## Task instructions
Check each line of the material below for "this" and copy those where it appears.

##### Data #####

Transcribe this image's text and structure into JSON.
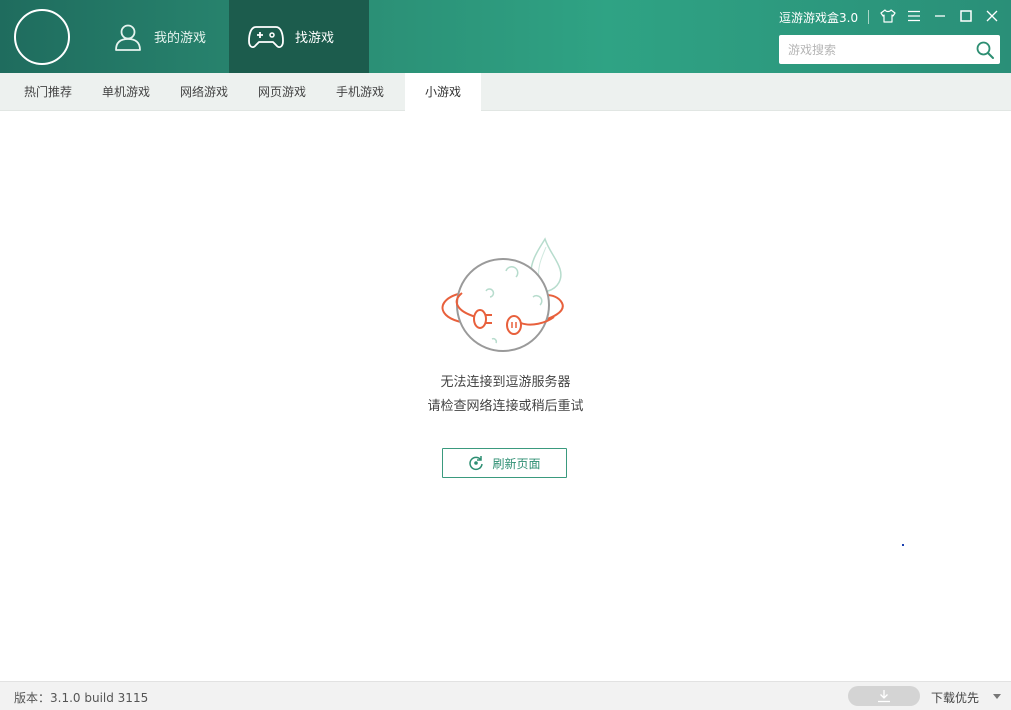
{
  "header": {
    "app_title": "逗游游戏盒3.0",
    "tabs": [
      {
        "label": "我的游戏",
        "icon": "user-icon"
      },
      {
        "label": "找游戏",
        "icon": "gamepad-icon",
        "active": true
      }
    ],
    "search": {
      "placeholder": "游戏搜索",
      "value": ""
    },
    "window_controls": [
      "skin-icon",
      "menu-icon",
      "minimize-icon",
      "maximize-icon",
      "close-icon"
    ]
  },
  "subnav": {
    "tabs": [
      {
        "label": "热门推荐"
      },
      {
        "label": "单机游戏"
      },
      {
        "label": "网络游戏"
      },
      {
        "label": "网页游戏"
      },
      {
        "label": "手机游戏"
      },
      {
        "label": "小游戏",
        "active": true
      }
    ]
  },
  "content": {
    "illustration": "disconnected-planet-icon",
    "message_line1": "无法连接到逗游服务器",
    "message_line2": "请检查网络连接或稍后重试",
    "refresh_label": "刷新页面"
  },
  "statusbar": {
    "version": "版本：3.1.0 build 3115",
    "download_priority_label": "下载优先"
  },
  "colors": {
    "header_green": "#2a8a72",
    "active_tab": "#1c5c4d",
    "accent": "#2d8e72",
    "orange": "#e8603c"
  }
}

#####
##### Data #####

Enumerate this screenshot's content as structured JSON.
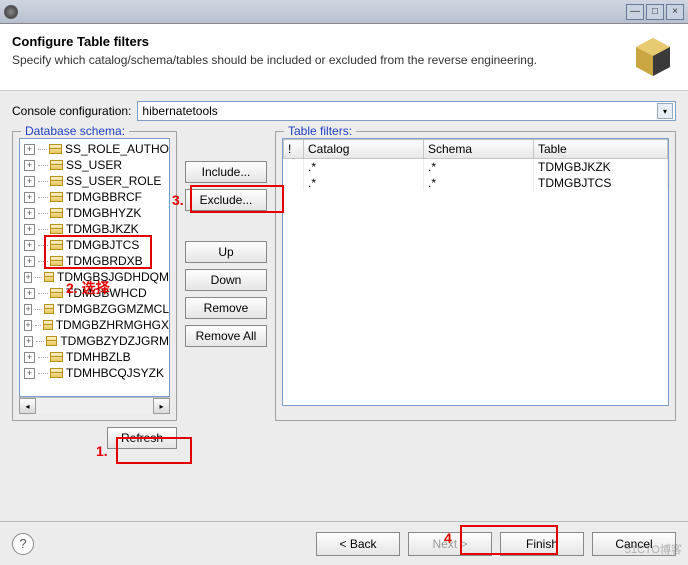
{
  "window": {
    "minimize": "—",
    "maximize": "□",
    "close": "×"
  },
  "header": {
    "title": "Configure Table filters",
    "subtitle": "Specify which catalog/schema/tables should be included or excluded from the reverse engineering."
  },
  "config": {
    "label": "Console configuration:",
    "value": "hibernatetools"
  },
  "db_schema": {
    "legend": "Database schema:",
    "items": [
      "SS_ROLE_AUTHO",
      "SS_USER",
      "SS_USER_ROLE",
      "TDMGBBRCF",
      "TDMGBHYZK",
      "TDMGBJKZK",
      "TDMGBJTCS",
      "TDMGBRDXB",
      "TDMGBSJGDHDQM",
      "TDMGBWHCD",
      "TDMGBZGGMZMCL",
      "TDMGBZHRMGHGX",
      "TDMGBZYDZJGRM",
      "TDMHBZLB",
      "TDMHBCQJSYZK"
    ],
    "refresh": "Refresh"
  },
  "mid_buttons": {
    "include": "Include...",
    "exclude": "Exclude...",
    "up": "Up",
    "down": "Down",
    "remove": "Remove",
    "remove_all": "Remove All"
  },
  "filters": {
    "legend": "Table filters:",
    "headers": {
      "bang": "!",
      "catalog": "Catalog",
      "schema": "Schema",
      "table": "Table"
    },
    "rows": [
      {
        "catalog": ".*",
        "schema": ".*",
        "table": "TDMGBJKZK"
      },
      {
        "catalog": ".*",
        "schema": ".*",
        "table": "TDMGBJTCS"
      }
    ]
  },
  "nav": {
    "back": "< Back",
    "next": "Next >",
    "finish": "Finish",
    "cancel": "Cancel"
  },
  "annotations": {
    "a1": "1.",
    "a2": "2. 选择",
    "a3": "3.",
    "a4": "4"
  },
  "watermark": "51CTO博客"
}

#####
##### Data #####

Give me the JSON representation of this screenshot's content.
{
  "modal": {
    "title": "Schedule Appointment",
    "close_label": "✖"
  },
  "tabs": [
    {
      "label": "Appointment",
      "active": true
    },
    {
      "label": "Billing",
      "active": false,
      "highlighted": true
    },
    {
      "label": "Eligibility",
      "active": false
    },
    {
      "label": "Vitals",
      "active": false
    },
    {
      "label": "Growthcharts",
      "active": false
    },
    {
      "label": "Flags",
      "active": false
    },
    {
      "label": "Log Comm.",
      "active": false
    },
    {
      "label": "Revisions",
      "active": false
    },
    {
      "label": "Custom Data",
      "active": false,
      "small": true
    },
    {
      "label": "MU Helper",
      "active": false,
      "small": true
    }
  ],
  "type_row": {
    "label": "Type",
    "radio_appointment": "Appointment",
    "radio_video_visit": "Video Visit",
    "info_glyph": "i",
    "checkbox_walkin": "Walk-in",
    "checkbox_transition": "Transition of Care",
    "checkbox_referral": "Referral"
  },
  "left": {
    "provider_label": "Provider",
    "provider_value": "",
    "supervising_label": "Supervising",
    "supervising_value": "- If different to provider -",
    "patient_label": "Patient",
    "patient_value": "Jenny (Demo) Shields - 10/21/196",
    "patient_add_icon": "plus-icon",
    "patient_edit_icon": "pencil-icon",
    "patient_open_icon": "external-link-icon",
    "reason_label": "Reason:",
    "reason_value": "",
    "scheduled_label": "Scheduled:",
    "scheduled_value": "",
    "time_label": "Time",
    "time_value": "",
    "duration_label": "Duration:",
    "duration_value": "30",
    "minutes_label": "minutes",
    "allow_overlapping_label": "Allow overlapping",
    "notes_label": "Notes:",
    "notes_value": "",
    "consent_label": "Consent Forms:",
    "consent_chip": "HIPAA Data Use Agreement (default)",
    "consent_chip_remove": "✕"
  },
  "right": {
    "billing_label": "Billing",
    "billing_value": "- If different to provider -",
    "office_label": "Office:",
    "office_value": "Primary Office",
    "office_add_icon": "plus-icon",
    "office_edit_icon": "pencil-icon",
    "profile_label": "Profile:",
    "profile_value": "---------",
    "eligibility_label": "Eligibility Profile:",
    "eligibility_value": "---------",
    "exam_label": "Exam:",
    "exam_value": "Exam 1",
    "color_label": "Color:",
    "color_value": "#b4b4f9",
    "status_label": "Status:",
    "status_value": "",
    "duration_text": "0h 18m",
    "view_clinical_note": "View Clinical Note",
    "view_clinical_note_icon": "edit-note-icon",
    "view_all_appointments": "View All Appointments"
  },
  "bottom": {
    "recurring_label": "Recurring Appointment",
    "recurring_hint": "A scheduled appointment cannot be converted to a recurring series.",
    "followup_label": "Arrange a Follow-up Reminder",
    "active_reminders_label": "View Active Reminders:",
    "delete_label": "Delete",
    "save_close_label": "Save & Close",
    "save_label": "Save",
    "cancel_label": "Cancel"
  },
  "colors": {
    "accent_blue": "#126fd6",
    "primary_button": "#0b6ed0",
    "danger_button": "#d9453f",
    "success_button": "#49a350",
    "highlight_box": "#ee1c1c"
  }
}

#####

## Solution to the exercise
Transcribe this image's text and structure into JSON.
Enumerate this screenshot's content as structured JSON.
Give me the JSON representation of this screenshot's content.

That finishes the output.